Exercise goal. Reproduce each line from the records that holds "android".

*** Data provided

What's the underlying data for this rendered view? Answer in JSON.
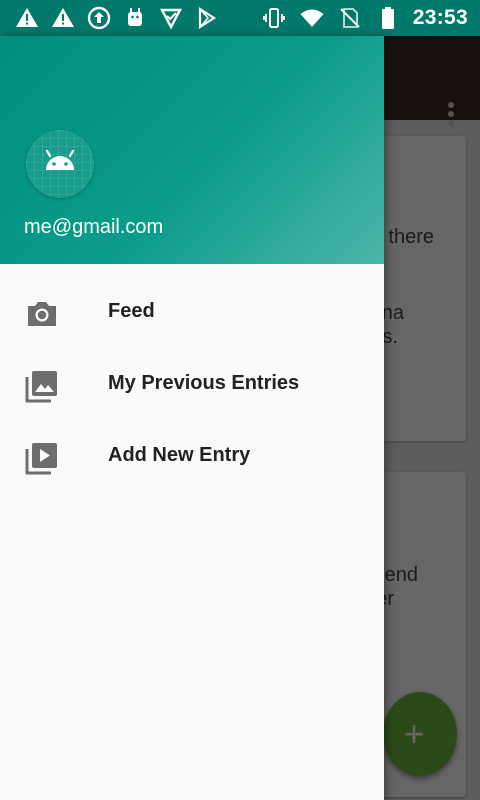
{
  "status_bar": {
    "time": "23:53",
    "notification_icons": [
      "warning-icon",
      "warning-icon",
      "upload-icon",
      "android-debug-icon",
      "check-list-icon",
      "play-store-icon"
    ],
    "system_icons": [
      "vibrate-icon",
      "wifi-icon",
      "no-sim-icon",
      "battery-icon"
    ],
    "color": "#00796b"
  },
  "background": {
    "card1_lines": [
      "there",
      "na",
      "s."
    ],
    "card2_lines": [
      "end",
      "er"
    ],
    "fab_label": "+"
  },
  "drawer": {
    "header": {
      "avatar_icon": "android-icon",
      "email": "me@gmail.com",
      "gradient": [
        "#008f7d",
        "#4cb6a8"
      ]
    },
    "items": [
      {
        "label": "Feed",
        "icon": "camera-icon"
      },
      {
        "label": "My Previous Entries",
        "icon": "photo-library-icon"
      },
      {
        "label": "Add New Entry",
        "icon": "video-library-icon"
      }
    ]
  }
}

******

Solution to this problem.
      "android-debug-icon",
      "avatar_icon": "android-icon",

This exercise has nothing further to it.